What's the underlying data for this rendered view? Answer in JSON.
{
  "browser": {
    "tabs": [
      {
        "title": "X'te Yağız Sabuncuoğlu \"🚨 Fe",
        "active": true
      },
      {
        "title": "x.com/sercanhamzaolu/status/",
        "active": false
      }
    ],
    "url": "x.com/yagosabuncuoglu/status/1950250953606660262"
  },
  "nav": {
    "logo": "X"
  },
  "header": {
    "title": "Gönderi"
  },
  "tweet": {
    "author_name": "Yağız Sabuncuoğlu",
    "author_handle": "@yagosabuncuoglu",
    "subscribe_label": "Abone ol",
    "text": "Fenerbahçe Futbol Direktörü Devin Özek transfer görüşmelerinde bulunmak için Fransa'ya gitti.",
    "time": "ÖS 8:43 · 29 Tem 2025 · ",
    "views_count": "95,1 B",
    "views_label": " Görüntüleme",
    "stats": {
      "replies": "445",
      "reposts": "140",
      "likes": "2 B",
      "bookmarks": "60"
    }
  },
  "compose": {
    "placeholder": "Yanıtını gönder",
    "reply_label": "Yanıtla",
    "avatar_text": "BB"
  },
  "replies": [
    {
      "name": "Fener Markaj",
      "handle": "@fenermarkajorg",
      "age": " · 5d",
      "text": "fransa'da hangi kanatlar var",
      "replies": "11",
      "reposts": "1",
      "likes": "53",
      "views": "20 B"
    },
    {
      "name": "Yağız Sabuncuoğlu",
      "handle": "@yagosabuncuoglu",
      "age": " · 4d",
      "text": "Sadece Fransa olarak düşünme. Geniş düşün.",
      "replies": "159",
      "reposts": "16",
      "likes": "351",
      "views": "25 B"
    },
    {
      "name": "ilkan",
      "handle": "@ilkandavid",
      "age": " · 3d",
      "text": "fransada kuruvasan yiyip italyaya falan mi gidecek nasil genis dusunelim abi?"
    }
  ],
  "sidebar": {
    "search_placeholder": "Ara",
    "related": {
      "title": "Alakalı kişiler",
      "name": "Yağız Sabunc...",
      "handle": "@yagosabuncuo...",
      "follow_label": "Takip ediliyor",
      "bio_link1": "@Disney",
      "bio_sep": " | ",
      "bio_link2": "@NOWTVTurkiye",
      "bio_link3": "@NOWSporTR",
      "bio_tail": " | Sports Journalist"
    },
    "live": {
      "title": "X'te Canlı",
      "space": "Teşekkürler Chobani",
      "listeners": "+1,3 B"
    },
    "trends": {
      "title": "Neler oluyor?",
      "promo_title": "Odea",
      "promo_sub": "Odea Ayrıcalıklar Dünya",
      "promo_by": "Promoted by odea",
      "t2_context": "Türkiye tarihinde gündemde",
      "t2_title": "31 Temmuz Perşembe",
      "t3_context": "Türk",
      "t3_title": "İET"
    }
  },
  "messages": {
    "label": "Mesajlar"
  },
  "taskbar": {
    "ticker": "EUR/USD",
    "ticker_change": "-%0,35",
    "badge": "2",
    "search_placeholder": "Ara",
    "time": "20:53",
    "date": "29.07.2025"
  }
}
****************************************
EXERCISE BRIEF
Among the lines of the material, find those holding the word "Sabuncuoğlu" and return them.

SOLUTION FOR THIS EXERCISE
        "title": "X'te Yağız Sabuncuoğlu \"🚨 Fe",
    "author_name": "Yağız Sabuncuoğlu",
      "name": "Yağız Sabuncuoğlu",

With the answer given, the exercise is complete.